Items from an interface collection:
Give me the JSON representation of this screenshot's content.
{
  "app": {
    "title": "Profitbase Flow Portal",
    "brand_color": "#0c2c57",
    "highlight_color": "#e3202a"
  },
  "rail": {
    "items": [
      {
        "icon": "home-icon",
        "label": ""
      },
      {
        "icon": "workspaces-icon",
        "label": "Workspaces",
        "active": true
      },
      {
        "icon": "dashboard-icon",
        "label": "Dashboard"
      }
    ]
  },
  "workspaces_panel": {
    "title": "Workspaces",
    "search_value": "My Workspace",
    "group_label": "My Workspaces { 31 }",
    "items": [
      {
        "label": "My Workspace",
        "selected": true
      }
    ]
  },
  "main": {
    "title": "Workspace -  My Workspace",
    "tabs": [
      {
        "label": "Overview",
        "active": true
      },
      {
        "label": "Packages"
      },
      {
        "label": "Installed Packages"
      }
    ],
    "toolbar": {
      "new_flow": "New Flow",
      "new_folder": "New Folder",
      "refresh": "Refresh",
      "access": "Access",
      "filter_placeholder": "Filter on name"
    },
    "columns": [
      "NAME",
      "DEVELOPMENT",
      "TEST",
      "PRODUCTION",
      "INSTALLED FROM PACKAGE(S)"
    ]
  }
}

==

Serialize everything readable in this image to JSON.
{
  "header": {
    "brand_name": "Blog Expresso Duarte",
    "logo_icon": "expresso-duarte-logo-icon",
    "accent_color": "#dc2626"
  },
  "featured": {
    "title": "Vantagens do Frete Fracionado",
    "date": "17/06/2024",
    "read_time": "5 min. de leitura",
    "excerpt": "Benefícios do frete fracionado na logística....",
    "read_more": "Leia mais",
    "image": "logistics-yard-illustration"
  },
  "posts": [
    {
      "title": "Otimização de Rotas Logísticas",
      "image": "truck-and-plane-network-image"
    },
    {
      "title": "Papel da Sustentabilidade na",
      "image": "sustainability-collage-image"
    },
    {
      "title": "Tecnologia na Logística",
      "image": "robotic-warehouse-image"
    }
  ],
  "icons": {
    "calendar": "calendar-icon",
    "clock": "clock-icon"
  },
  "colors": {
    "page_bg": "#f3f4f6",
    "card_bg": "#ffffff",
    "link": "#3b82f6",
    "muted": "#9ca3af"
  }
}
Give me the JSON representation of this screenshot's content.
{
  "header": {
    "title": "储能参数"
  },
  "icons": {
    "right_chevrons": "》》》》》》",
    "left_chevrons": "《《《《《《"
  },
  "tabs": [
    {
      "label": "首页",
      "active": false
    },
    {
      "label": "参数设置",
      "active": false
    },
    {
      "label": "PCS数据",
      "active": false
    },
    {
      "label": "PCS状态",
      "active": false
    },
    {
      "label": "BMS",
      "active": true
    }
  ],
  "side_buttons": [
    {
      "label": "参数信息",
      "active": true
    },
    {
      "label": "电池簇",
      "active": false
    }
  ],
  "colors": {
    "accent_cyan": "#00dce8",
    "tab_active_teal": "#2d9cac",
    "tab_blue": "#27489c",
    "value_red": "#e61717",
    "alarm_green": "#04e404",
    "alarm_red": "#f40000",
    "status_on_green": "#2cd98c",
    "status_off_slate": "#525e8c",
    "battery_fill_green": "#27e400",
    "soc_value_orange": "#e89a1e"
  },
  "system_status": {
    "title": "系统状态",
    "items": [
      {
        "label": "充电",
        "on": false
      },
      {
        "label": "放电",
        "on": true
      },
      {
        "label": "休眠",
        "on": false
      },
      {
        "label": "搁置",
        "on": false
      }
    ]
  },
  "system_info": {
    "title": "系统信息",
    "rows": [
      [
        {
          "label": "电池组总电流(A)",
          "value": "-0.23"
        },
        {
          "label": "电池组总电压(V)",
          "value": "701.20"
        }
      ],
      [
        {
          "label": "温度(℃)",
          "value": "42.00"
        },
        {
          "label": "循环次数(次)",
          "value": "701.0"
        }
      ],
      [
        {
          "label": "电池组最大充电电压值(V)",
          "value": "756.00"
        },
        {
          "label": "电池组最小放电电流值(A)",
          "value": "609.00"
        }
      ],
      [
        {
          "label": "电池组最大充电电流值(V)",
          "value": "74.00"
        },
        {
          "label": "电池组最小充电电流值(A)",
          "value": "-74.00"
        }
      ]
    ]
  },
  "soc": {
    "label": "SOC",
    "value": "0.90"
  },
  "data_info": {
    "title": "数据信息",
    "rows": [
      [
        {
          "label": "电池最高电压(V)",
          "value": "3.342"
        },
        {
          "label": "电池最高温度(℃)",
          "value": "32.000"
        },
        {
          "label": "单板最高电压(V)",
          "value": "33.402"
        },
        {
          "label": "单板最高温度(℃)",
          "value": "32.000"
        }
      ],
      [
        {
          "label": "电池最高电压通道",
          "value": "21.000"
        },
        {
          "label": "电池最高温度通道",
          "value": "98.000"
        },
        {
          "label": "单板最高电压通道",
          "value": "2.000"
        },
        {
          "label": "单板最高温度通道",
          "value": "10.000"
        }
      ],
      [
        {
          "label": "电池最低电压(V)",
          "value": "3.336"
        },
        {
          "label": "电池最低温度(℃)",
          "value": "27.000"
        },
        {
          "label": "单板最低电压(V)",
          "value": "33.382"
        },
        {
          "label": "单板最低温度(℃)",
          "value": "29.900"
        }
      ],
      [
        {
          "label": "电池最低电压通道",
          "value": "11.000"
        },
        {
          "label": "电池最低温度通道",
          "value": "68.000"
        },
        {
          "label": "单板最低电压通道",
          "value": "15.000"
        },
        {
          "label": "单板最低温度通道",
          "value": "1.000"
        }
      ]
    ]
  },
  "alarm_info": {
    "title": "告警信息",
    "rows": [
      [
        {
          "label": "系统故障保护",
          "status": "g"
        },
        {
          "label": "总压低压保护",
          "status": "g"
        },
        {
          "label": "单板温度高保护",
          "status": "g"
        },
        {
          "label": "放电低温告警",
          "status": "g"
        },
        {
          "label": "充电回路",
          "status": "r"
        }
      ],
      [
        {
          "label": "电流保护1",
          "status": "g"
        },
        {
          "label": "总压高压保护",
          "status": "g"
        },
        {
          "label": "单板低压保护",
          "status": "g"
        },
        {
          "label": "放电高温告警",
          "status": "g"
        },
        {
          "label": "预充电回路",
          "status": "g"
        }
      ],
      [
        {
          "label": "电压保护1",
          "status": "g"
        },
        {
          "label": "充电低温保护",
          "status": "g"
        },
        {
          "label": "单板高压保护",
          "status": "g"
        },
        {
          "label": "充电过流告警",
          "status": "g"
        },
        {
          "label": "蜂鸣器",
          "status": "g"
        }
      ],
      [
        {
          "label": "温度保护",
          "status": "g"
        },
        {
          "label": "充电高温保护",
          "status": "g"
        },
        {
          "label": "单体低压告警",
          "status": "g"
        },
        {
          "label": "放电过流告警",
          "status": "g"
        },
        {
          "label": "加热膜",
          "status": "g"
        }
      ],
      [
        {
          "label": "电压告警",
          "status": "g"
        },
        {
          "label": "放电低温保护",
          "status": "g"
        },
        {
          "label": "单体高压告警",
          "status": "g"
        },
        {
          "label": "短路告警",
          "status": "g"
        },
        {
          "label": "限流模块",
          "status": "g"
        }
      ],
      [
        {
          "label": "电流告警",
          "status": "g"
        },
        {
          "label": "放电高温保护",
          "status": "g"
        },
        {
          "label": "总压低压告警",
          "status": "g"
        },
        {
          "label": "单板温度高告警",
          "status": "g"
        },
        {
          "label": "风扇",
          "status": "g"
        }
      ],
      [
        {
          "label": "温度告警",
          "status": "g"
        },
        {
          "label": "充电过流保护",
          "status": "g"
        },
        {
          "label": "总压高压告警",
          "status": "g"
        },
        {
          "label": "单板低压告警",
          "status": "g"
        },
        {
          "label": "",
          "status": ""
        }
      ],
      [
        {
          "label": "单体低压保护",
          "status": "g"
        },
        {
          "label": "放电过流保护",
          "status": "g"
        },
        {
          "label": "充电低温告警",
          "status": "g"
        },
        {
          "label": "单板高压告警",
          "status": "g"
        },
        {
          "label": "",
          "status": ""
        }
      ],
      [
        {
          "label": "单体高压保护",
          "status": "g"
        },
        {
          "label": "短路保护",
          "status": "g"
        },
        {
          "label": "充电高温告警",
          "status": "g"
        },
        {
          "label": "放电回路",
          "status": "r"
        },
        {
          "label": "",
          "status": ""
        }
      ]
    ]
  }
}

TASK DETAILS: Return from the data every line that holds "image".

EXERCISE SOLUTION:
Serialize everything readable in this image to JSON.
    "image": "logistics-yard-illustration"
      "image": "truck-and-plane-network-image"
      "image": "sustainability-collage-image"
      "image": "robotic-warehouse-image"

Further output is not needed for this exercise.